**Problem requirements:** Setting aside any pictures, reproduce the data exactly.

[Source data]
BEGIN
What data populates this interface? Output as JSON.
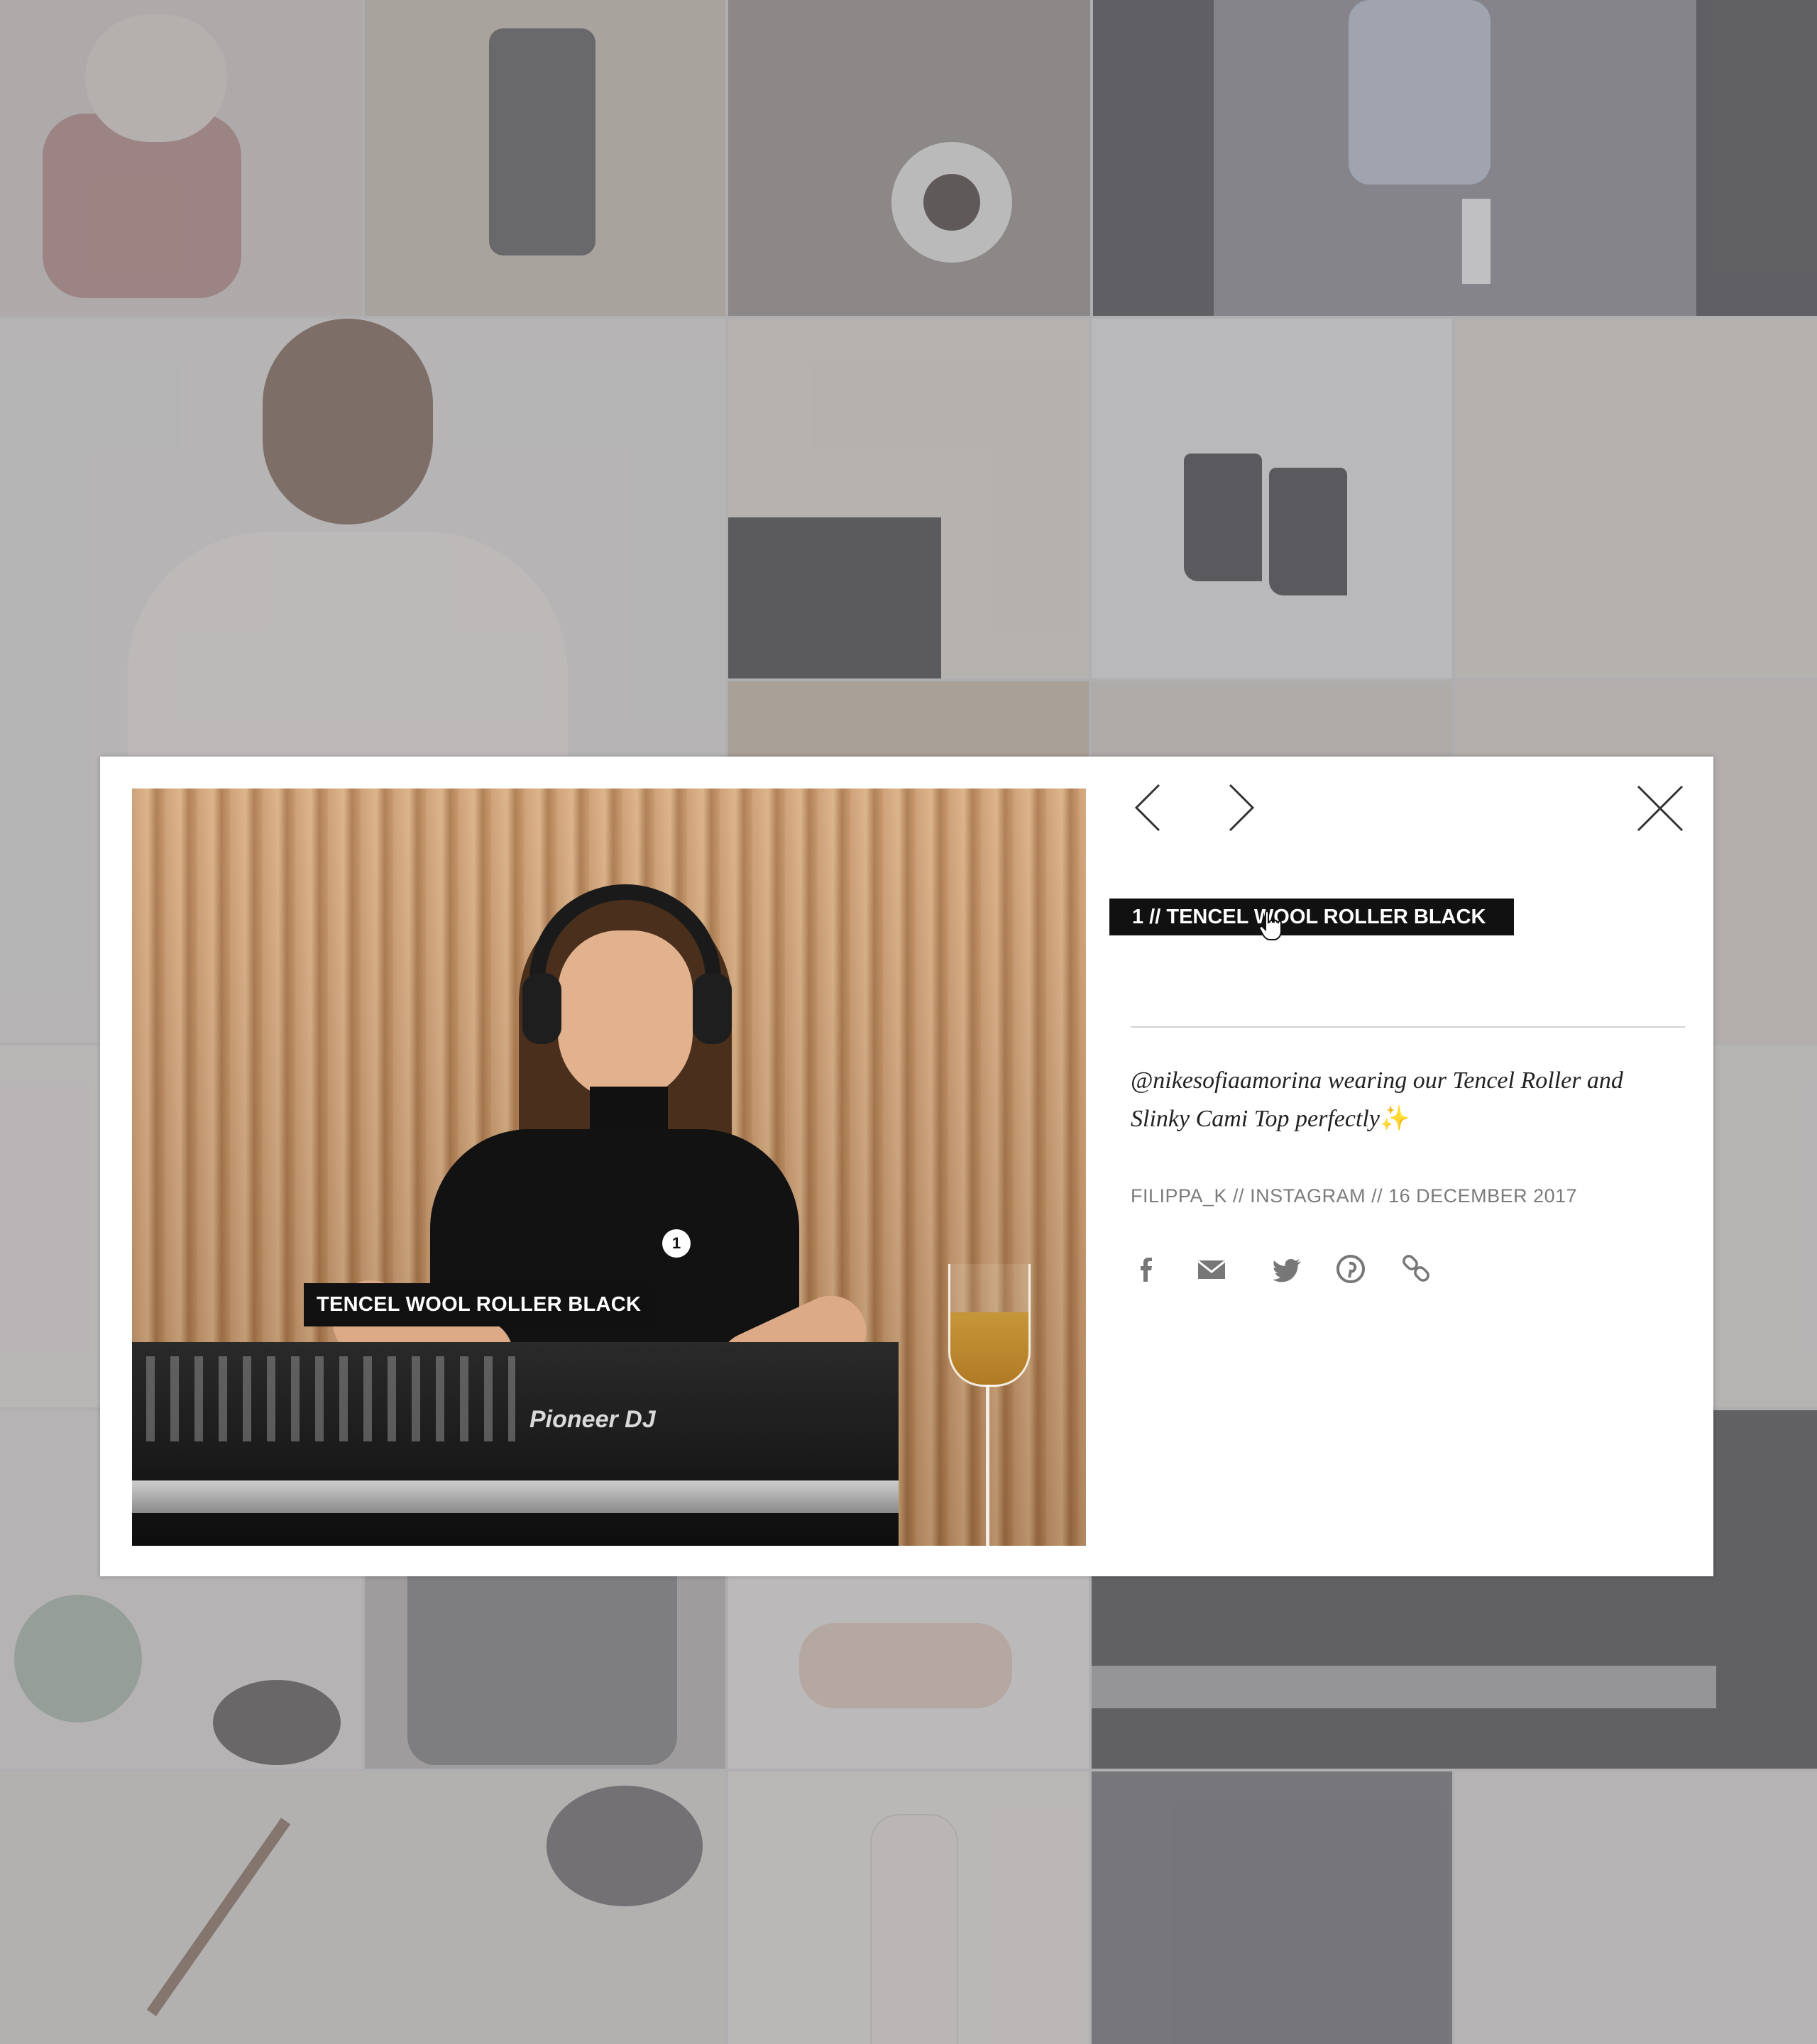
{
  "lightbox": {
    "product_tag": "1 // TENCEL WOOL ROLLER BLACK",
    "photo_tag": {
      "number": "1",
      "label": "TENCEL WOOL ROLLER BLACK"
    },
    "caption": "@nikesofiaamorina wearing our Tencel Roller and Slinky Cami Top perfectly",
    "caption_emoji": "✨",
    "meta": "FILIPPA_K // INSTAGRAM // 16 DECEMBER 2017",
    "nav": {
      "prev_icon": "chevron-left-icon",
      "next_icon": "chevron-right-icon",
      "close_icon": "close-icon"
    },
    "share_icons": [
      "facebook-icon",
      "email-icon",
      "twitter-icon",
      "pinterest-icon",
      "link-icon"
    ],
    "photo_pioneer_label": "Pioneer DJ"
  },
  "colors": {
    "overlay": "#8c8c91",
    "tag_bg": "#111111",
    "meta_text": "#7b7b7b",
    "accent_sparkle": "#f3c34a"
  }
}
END
**Result:**
What data populates this interface? Output as JSON.
{
  "lightbox": {
    "product_tag": "1 // TENCEL WOOL ROLLER BLACK",
    "photo_tag": {
      "number": "1",
      "label": "TENCEL WOOL ROLLER BLACK"
    },
    "caption": "@nikesofiaamorina wearing our Tencel Roller and Slinky Cami Top perfectly",
    "caption_emoji": "✨",
    "meta": "FILIPPA_K // INSTAGRAM // 16 DECEMBER 2017",
    "nav": {
      "prev_icon": "chevron-left-icon",
      "next_icon": "chevron-right-icon",
      "close_icon": "close-icon"
    },
    "share_icons": [
      "facebook-icon",
      "email-icon",
      "twitter-icon",
      "pinterest-icon",
      "link-icon"
    ],
    "photo_pioneer_label": "Pioneer DJ"
  },
  "colors": {
    "overlay": "#8c8c91",
    "tag_bg": "#111111",
    "meta_text": "#7b7b7b",
    "accent_sparkle": "#f3c34a"
  }
}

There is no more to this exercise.